If Maryland's resident pit bull, Sen.
To the surprise of no one, Senate
We would not pretend there was not a distinct political gain to be had by
There's only one thing wrong with that. The Paycheck Fairness Act is genuinely needed, and it's not the fault of Democrats, Ms. Mikulski included, that their colleagues from the other side of the aisle are so willing to countenance pay discrimination — as quietly as possible, that is.
It is notable that Senate Republicans didn't take the floor en mass to denounce the Paycheck Fairness Act (aside from just one, Sen.
When the Lilly Ledbetter Act was approved in 2009, it won bipartisan support. The Paycheck Fairness Act merely attempts to close loopholes that exist in the Ledbetter Act, and require employers to demonstrate that differences in pay are due to factors other than gender. In a country where women earn an average of 77 cents for every dollar made by men, is it too much to offer employers a stronger incentive (and better enforcement mechanism) to comply with the law?

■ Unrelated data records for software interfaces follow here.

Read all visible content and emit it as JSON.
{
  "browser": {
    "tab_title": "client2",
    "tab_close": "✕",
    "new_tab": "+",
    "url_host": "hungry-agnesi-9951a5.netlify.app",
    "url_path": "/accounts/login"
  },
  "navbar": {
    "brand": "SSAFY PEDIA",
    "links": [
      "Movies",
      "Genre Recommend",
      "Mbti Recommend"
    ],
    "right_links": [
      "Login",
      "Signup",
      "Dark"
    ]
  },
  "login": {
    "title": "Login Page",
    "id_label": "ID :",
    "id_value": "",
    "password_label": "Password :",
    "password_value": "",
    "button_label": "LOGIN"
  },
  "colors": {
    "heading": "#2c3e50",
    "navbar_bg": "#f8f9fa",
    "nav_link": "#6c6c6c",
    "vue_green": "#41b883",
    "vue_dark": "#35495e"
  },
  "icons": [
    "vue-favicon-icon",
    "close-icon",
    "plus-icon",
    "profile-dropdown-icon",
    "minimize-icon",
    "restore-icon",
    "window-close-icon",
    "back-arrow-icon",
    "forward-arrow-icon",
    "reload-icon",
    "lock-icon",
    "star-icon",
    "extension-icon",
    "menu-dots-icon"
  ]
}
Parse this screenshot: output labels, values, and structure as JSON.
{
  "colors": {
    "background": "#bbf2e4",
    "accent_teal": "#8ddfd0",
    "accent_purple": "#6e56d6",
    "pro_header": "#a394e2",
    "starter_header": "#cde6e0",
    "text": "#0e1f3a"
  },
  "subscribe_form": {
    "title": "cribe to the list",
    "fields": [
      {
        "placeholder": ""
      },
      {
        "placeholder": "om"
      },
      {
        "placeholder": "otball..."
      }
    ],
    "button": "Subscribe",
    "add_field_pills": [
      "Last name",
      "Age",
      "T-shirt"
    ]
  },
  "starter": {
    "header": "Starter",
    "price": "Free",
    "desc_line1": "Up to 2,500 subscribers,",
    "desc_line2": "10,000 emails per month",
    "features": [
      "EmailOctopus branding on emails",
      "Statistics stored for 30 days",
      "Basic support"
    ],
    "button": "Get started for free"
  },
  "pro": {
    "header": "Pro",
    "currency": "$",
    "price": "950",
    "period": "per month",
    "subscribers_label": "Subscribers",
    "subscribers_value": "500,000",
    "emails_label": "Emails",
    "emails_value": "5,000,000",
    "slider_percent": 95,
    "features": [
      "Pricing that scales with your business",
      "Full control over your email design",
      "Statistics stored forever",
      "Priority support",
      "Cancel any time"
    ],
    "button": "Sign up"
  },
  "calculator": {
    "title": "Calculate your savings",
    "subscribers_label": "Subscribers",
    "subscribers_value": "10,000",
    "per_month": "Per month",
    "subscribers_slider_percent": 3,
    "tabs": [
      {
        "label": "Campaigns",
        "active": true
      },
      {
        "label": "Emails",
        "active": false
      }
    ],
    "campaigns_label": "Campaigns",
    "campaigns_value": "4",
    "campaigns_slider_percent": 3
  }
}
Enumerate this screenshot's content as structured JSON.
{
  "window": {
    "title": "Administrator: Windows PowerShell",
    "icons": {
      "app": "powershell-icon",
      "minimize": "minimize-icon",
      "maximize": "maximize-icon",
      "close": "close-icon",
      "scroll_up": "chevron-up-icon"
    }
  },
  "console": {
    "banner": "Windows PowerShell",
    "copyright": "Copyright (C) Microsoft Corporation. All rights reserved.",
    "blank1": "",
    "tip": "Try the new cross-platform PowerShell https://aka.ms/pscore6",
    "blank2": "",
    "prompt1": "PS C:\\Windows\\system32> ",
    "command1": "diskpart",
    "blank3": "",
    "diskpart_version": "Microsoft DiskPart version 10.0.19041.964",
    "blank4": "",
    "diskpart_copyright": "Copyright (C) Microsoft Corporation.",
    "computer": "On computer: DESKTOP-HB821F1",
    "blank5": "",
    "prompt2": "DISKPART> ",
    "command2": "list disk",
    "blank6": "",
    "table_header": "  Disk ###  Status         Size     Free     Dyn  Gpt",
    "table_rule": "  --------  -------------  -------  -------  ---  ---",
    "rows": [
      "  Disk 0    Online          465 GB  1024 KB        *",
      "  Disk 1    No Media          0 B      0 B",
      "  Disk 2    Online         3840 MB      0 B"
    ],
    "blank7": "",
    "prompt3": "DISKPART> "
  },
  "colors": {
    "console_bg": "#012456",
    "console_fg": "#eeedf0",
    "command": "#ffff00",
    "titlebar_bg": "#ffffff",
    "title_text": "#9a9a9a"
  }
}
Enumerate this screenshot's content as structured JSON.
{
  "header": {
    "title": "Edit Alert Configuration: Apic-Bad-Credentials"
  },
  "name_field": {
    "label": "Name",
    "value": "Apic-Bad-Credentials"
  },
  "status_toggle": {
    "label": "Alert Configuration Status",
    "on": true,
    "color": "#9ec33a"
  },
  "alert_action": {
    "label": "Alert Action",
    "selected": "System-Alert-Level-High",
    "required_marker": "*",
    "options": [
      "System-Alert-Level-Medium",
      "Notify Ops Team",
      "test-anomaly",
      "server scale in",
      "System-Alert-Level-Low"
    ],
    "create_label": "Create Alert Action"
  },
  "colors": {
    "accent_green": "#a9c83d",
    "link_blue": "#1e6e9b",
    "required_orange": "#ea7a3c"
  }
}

Those who scoff that it's more a sop to trial lawyers than an effort to protect civil rights conveniently forget that employers have an easy way to shield themselves from legal action: Don't discriminate against women. And most Americans support that goal. Mr. Obama endorsed legislation to achieve it in 2008, while his opponent did not. We seem to recall that worked out pretty well for Mr. Obama.
The Ledbetter Act wasn't enough. Studies show women still face serious pay inequality. And it's not just because they've chosen professions that are lower paid; comparable employment is not receiving comparable pay.
Do we really want to allow employers to retaliate against women who dare to ask how much a colleague earns? Is it not reasonable for the worst abusers to face punitive damages? Without such a threat, they may find discrimination too profitable to discontinue — even if it means getting dragged into civil court once in a while.
Granted, the Paycheck Fairness Act had about as much chance as a snow cone sitting on the Ocean City boardwalk in August of surviving a gridlocked Congress in an election year. But if Democrats aren't even going to attempt to do the right thing when they are sent to Washington, then what's the point of showing up at all?
Let the American people decide whether they are comfortable with unequal pay for equal work. In 1963, women earned 59 cents on the dollar, and they have improved 18 cents in 49 years. That's some progress, but it's at an awfully slow pace.